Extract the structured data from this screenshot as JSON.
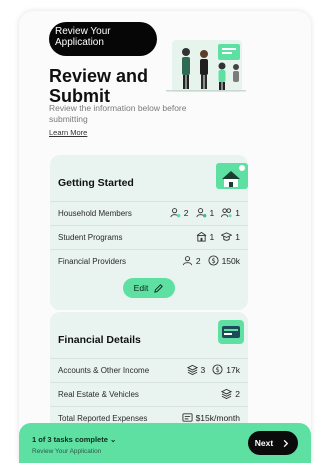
{
  "header": {
    "pill_text": "Review Your Application",
    "title": "Review and Submit",
    "subtitle": "Review the information below before submitting",
    "learn_more": "Learn More"
  },
  "getting_started": {
    "title": "Getting Started",
    "rows": [
      {
        "label": "Household Members",
        "values": [
          "2",
          "1",
          "1"
        ]
      },
      {
        "label": "Student Programs",
        "values": [
          "1",
          "1"
        ]
      },
      {
        "label": "Financial Providers",
        "values": [
          "2",
          "150k"
        ]
      }
    ],
    "edit_label": "Edit"
  },
  "financial_details": {
    "title": "Financial Details",
    "rows": [
      {
        "label": "Accounts & Other Income",
        "values": [
          "3",
          "17k"
        ]
      },
      {
        "label": "Real Estate & Vehicles",
        "values": [
          "2"
        ]
      },
      {
        "label": "Total Reported Expenses",
        "values": [
          "$15k/month"
        ]
      }
    ]
  },
  "footer": {
    "progress": "1 of 3 tasks complete",
    "progress_sub": "Review Your Application",
    "next_label": "Next"
  },
  "colors": {
    "accent": "#5ee0a3",
    "card_bg": "#e9f3f0",
    "dark": "#060606"
  }
}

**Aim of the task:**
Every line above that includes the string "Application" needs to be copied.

**Task solution:**
    "pill_text": "Review Your Application",
    "progress_sub": "Review Your Application",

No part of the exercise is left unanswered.